━━━ EXERCISE INPUTS ━━━

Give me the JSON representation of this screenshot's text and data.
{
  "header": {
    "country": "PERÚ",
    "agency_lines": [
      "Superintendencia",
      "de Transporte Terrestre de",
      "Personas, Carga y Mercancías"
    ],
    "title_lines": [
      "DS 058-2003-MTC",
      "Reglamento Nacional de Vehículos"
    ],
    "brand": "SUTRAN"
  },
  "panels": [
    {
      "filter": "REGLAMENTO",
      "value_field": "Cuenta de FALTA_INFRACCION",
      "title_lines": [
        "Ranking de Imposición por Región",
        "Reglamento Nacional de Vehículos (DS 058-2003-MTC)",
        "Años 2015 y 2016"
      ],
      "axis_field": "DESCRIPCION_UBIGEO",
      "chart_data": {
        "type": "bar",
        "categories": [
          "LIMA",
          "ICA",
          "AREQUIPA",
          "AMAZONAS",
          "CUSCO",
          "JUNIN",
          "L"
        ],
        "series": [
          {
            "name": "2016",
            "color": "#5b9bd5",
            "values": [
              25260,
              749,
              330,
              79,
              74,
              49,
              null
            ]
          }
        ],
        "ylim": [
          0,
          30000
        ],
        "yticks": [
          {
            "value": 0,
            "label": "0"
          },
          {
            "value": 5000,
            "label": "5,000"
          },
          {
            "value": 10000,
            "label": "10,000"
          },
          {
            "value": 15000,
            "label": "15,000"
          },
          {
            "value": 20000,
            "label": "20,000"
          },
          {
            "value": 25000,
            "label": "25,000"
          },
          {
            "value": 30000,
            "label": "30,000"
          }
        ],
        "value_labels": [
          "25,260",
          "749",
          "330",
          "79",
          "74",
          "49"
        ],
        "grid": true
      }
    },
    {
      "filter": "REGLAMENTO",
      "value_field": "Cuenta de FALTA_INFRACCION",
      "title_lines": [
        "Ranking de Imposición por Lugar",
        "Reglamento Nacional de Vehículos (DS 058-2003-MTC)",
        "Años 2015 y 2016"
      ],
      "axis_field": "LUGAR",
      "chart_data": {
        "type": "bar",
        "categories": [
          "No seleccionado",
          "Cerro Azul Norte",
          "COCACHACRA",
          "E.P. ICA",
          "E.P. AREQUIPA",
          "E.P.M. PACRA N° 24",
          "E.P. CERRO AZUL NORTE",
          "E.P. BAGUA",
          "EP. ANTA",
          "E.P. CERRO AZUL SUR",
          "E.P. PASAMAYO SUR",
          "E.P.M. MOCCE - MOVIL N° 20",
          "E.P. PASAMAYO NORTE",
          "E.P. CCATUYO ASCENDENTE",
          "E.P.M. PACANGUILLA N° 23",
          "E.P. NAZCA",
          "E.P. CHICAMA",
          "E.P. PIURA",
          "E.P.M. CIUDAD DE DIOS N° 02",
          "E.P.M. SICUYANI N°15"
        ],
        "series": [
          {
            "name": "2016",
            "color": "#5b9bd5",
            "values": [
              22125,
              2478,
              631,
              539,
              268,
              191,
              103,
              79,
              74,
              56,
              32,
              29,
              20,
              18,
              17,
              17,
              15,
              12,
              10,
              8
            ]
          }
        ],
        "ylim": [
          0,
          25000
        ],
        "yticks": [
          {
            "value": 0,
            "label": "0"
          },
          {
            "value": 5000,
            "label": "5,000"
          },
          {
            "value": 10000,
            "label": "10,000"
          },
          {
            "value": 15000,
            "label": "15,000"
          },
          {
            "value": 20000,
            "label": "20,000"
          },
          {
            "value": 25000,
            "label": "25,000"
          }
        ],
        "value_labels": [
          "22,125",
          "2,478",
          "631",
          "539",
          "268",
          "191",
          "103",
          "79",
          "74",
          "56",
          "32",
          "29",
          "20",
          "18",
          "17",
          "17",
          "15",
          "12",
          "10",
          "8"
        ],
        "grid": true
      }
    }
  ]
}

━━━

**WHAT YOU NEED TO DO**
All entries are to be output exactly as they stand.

**REPLY TO THE TASK**
Give me the JSON representation of this screenshot's text and data.
{
  "header": {
    "country": "PERÚ",
    "agency_lines": [
      "Superintendencia",
      "de Transporte Terrestre de",
      "Personas, Carga y Mercancías"
    ],
    "title_lines": [
      "DS 058-2003-MTC",
      "Reglamento Nacional de Vehículos"
    ],
    "brand": "SUTRAN"
  },
  "panels": [
    {
      "filter": "REGLAMENTO",
      "value_field": "Cuenta de FALTA_INFRACCION",
      "title_lines": [
        "Ranking de Imposición por Región",
        "Reglamento Nacional de Vehículos (DS 058-2003-MTC)",
        "Años 2015 y 2016"
      ],
      "axis_field": "DESCRIPCION_UBIGEO",
      "chart_data": {
        "type": "bar",
        "categories": [
          "LIMA",
          "ICA",
          "AREQUIPA",
          "AMAZONAS",
          "CUSCO",
          "JUNIN",
          "L"
        ],
        "series": [
          {
            "name": "2016",
            "color": "#5b9bd5",
            "values": [
              25260,
              749,
              330,
              79,
              74,
              49,
              null
            ]
          }
        ],
        "ylim": [
          0,
          30000
        ],
        "yticks": [
          {
            "value": 0,
            "label": "0"
          },
          {
            "value": 5000,
            "label": "5,000"
          },
          {
            "value": 10000,
            "label": "10,000"
          },
          {
            "value": 15000,
            "label": "15,000"
          },
          {
            "value": 20000,
            "label": "20,000"
          },
          {
            "value": 25000,
            "label": "25,000"
          },
          {
            "value": 30000,
            "label": "30,000"
          }
        ],
        "value_labels": [
          "25,260",
          "749",
          "330",
          "79",
          "74",
          "49"
        ],
        "grid": true
      }
    },
    {
      "filter": "REGLAMENTO",
      "value_field": "Cuenta de FALTA_INFRACCION",
      "title_lines": [
        "Ranking de Imposición por Lugar",
        "Reglamento Nacional de Vehículos (DS 058-2003-MTC)",
        "Años 2015 y 2016"
      ],
      "axis_field": "LUGAR",
      "chart_data": {
        "type": "bar",
        "categories": [
          "No seleccionado",
          "Cerro Azul Norte",
          "COCACHACRA",
          "E.P. ICA",
          "E.P. AREQUIPA",
          "E.P.M. PACRA N° 24",
          "E.P. CERRO AZUL NORTE",
          "E.P. BAGUA",
          "EP. ANTA",
          "E.P. CERRO AZUL SUR",
          "E.P. PASAMAYO SUR",
          "E.P.M. MOCCE - MOVIL N° 20",
          "E.P. PASAMAYO NORTE",
          "E.P. CCATUYO ASCENDENTE",
          "E.P.M. PACANGUILLA N° 23",
          "E.P. NAZCA",
          "E.P. CHICAMA",
          "E.P. PIURA",
          "E.P.M. CIUDAD DE DIOS N° 02",
          "E.P.M. SICUYANI N°15"
        ],
        "series": [
          {
            "name": "2016",
            "color": "#5b9bd5",
            "values": [
              22125,
              2478,
              631,
              539,
              268,
              191,
              103,
              79,
              74,
              56,
              32,
              29,
              20,
              18,
              17,
              17,
              15,
              12,
              10,
              8
            ]
          }
        ],
        "ylim": [
          0,
          25000
        ],
        "yticks": [
          {
            "value": 0,
            "label": "0"
          },
          {
            "value": 5000,
            "label": "5,000"
          },
          {
            "value": 10000,
            "label": "10,000"
          },
          {
            "value": 15000,
            "label": "15,000"
          },
          {
            "value": 20000,
            "label": "20,000"
          },
          {
            "value": 25000,
            "label": "25,000"
          }
        ],
        "value_labels": [
          "22,125",
          "2,478",
          "631",
          "539",
          "268",
          "191",
          "103",
          "79",
          "74",
          "56",
          "32",
          "29",
          "20",
          "18",
          "17",
          "17",
          "15",
          "12",
          "10",
          "8"
        ],
        "grid": true
      }
    }
  ]
}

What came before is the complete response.